Labor is committing $10 billion in capital to this fund. The proposal assumes that the strengthened Infrastructure Australia will initially be capitalised with the legacy funds in the Building Australia Fund ($3.6 billion as at 2015-16 Budget).  A further injection of $6.4 billion into IA from the Commonwealth will be funded through issuance of additional government borrowing (Commonwealth Government Securities).

This additional funding is off Budget and the borrowings to fund this will be accounted for in the Commonwealth balance sheet as a liability. Infrastructure Australia will invest this funding in assets that will generate a return to the Commonwealth. The PBO has estimated the public debt interest cost of the capital injection at $100.0 million over the forward estimates.

Labor will seek to use this facility to attract private financing and superannuation funds to support its priority projects.

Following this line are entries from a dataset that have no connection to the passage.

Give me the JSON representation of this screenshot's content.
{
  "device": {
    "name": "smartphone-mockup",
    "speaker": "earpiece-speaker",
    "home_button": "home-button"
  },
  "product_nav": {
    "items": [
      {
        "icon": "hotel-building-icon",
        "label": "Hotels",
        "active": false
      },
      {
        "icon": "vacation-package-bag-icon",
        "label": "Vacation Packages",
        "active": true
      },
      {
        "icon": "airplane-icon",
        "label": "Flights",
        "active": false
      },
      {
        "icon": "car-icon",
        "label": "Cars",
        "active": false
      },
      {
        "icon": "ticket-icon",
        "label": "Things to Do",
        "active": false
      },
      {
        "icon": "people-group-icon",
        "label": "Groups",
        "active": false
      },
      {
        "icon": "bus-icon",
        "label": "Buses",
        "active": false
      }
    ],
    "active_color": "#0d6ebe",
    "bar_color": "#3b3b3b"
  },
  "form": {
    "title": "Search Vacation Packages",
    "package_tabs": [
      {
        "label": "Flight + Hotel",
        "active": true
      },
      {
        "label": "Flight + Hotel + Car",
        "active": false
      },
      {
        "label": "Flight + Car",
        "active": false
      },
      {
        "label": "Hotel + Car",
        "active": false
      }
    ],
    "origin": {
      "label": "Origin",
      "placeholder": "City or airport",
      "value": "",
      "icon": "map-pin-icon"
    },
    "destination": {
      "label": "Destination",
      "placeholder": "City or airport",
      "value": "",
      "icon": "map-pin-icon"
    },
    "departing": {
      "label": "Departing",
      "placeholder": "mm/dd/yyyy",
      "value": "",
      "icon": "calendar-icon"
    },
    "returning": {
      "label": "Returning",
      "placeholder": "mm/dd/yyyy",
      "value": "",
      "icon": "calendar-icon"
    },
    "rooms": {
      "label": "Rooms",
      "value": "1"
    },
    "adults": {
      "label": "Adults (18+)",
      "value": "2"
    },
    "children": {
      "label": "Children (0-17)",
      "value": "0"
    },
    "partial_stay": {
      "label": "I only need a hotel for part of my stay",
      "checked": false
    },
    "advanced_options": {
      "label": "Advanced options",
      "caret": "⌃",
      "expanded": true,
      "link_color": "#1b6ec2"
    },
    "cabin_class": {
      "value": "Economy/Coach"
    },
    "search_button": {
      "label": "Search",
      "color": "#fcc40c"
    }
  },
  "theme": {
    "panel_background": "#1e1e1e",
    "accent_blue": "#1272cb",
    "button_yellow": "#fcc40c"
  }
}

Where grant funding is required to jump-start projects, Labor will work in partnership with State governments to identify funding within the existing infrastructure budget over the forward estimates and medium term.

Consistent with the CEFC and other investment funds, Labor is confident that this will make a return for the Commonwealth and be Budget-positive over the medium term.

Labor will account for the full impact of the additional borrowings in today’s announcement, and offset it from the existing announcements Labor has made in reducing superannuation concessions, making sure multinational companies pay their fair share, and cuts to the Emissions Reduction Fund.

[1] AlphaBeta, 2015, GDP still weak. The longest period of consecutive sub-trend quarterly economic growth since modern records began in the 1950s was the 13 quarters following the GFC between June 2008 and June 2011. The second longest period is the 12 quarters (and counting!) since September 2012. Taken together, we are living through by far the longest period of sub-trend GDP since modern records began. By contrast the 1990s recession covered 10 consecutive quarters of below-trend growth and the 1980s recession covered 7 consecutive quarters of below-trend growth.

[2] Infrastructure Australia 2015, Australian Infrastructure Audit

[3] ABS, 8762.0, Engineering Construction Activity, Australia

[4] The ‘inverted bid’ model is a two stage bid process where equity finance is secured first before separate tenders for construction, operation and management and debt. In other words, a long-term equity owner is appointed prior to competitive tenders for other project partners. See Industry Super Australia